The busy R&D group at Novo Nordisk is adding an early research program to its arsenal of diabetes therapies.
In a “staged acquisition” that could be worth up to $800 million — with an upfront that the companies aren’t disclosing — Novo has gained full rights to some glucose binding molecules developed by Ziylo, a Bristol, UK-based biotech whose team will now work directly with Novo researchers in both Oxford and Copenhagen.
When diabetics control their condition with insulin, they need to constantly monitor their blood sugar levels and could sometimes experience hypoglycemia where the levels fall too low. Ziylo’s expertise in these synthetic molecules, combined with Novo’s longtime work in insulin, could give birth to a new class of glucose responsive insulin molecules that are only active when glucose levels are high, according to Marcus Schindler, Novo’s SVP of global drug discovery.
“The ambition we have is to build an insulin molecule that gives those people with diabetes a peace of mind, not having to worry about hypoglycemic events or monitoring,” he said in a video accompanying the announcement.
Professor Anthony Davis at the University of Bristol first designed the glucose binding molecules in the center of this deal. Harry Destrecroix, then a PhD student in his lab, co-founded Ziylo and has served as its CEO since.
Just before selling itself to Novo, Ziylo spun out a new company dubbed Carbometrics to develop the diagnostics and glucose monitoring applications of its tech. Carbometrics, which is now the new home for all Ziylo researchers, will help Novo optimize their glucose binding molecules as a collaborator.
These are chemists, Schindler told me, that Novo has observed and talked to for years.

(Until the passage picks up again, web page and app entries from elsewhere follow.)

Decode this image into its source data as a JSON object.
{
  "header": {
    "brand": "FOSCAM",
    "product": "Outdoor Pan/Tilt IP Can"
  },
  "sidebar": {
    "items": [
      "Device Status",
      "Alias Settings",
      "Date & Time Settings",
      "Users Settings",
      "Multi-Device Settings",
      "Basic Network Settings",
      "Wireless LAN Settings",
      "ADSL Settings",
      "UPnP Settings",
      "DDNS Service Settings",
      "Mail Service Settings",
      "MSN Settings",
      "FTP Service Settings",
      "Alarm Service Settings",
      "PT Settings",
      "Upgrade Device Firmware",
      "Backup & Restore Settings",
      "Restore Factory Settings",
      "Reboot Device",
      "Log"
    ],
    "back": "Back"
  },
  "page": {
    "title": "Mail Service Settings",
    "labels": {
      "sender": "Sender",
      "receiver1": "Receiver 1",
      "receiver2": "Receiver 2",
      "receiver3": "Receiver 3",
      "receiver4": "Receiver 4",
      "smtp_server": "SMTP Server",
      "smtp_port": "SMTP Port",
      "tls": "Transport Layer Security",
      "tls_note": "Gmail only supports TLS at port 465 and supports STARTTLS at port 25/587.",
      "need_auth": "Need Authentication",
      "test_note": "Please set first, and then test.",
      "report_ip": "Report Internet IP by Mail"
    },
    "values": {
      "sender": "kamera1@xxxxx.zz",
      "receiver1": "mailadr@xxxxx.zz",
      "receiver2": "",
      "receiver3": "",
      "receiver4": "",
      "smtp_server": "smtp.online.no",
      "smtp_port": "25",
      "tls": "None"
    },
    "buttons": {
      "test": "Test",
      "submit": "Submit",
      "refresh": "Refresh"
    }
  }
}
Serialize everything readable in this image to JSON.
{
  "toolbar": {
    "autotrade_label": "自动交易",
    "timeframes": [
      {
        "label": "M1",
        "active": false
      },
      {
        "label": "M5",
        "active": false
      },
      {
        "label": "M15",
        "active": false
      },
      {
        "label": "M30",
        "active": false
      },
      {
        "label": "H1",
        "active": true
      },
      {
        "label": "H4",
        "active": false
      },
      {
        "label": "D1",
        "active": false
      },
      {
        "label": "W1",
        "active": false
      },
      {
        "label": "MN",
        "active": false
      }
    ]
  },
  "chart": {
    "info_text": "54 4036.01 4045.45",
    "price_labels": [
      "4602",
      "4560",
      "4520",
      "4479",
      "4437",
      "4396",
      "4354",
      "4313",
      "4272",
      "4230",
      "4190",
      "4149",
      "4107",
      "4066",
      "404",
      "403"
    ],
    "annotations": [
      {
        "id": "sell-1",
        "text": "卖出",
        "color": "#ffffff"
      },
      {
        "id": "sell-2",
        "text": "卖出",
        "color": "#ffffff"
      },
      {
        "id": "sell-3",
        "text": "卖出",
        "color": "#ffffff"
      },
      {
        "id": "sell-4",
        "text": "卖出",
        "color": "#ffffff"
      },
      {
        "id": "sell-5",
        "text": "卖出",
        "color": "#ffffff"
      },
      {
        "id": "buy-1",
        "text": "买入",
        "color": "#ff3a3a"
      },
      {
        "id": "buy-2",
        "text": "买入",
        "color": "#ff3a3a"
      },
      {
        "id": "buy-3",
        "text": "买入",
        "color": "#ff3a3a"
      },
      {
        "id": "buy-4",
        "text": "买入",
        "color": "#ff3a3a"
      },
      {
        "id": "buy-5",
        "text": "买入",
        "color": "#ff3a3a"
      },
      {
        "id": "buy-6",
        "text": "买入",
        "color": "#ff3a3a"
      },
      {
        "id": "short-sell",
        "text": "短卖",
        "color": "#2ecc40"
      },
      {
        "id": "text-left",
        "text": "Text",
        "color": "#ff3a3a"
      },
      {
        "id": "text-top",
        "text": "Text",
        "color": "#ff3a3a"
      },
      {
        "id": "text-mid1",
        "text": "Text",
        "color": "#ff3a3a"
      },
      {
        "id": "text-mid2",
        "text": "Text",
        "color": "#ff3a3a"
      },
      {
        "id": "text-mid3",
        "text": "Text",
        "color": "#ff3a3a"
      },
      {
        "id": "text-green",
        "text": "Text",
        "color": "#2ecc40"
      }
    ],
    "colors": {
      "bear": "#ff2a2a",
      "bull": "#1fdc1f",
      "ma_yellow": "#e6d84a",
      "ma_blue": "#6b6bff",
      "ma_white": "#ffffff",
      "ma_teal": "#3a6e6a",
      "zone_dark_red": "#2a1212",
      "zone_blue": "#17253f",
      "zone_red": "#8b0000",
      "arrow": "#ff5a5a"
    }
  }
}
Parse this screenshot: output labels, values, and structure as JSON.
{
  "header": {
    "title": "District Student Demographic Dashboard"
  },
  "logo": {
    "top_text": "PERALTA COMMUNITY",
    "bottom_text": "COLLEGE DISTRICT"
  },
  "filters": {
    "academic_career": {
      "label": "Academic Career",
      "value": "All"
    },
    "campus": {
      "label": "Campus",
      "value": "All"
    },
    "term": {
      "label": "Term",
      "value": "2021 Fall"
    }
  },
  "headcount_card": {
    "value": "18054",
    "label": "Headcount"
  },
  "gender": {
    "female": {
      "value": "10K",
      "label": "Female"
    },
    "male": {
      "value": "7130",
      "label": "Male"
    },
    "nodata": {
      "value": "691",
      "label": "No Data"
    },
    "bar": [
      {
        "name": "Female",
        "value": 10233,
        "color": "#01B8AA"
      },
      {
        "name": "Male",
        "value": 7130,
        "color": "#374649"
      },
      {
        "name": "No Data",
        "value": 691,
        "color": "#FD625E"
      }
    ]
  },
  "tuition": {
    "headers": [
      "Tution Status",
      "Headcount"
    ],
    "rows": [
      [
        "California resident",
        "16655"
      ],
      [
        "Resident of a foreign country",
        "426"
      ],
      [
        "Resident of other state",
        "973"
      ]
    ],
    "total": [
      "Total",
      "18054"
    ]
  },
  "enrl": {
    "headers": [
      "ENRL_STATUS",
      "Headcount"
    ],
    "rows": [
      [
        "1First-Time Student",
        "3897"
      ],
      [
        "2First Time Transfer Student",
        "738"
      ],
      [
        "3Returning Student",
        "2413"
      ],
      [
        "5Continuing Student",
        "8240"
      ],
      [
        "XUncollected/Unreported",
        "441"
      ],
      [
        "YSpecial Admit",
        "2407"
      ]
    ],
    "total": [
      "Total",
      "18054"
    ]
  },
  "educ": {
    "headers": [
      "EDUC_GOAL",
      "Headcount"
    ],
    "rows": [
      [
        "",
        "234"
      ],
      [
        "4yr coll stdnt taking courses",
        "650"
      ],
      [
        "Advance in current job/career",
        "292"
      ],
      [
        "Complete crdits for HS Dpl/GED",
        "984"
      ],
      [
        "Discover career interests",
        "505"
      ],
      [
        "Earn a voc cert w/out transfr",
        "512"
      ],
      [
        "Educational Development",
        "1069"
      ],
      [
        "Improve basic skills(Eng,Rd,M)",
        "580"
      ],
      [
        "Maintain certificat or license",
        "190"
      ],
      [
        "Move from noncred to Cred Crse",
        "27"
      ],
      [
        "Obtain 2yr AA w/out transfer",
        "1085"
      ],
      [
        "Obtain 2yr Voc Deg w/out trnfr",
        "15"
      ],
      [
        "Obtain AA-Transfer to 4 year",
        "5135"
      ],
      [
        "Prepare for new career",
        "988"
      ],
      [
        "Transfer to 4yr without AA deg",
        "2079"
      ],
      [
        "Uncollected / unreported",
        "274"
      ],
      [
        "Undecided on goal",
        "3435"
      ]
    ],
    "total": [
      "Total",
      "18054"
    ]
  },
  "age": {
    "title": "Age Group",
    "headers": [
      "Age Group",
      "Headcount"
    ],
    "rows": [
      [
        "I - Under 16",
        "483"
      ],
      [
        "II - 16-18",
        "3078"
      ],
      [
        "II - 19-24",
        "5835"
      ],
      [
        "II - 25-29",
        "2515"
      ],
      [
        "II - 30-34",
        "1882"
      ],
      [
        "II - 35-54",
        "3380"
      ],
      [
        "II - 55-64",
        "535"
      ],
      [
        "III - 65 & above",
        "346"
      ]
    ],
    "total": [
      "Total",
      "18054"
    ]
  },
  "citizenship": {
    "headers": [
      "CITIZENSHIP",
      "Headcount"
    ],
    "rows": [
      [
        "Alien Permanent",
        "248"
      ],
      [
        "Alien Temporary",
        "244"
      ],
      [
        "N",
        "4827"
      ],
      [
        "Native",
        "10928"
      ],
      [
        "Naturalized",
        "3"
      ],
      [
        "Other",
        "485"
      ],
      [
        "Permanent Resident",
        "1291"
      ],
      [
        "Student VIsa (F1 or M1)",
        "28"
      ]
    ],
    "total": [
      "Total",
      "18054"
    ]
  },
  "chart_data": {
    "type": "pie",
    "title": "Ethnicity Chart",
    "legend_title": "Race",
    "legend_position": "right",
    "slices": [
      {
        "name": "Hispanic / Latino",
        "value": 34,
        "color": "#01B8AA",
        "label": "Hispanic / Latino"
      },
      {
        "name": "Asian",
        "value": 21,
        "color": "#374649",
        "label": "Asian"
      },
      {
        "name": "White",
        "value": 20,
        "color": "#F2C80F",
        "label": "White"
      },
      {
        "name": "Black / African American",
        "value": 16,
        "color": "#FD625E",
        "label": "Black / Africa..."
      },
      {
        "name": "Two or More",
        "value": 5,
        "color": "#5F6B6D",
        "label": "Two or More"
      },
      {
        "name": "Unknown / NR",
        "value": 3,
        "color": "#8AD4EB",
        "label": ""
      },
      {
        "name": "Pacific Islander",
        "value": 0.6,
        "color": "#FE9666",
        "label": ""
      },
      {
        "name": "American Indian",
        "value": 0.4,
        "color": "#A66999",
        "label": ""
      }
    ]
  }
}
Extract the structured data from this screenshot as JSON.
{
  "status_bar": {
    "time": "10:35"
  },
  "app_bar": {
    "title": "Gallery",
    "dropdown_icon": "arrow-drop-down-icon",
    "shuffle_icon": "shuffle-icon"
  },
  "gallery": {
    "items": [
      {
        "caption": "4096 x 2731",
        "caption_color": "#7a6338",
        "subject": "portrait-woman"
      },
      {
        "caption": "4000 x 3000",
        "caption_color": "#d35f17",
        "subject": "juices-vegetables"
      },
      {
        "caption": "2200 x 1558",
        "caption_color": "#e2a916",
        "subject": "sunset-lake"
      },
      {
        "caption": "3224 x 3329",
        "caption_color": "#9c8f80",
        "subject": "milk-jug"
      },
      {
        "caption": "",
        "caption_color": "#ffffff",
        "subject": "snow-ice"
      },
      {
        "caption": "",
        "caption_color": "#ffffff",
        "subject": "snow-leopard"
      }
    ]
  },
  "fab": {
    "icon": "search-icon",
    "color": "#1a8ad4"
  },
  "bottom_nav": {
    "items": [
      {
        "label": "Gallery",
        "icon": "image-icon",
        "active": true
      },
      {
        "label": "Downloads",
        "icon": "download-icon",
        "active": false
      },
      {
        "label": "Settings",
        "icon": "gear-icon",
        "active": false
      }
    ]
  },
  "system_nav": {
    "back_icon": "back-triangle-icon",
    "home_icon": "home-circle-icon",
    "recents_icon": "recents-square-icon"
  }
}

As the technology began to look ready for further development, his team initiated partnership talks but ultimately found acquisition to be a better model.
“At the end of the day, to cut a long story short, we actually felt it’s such a competitive area — other companies, biotechs, even not-for-profit organizations are working in this field — and we just wanted to make absolutely sure that we have control and own the leading chemistry that we believe is out there,” he said.
The new program joins a number of promising preclinical programs at Novo, from the in-house efforts to find a stem cell cure for diabetes to the ReS39 program it licensed from Belgium’s reMYND last year, which promises to restore the pancreas’ insulin production and increase insulin sensitivity.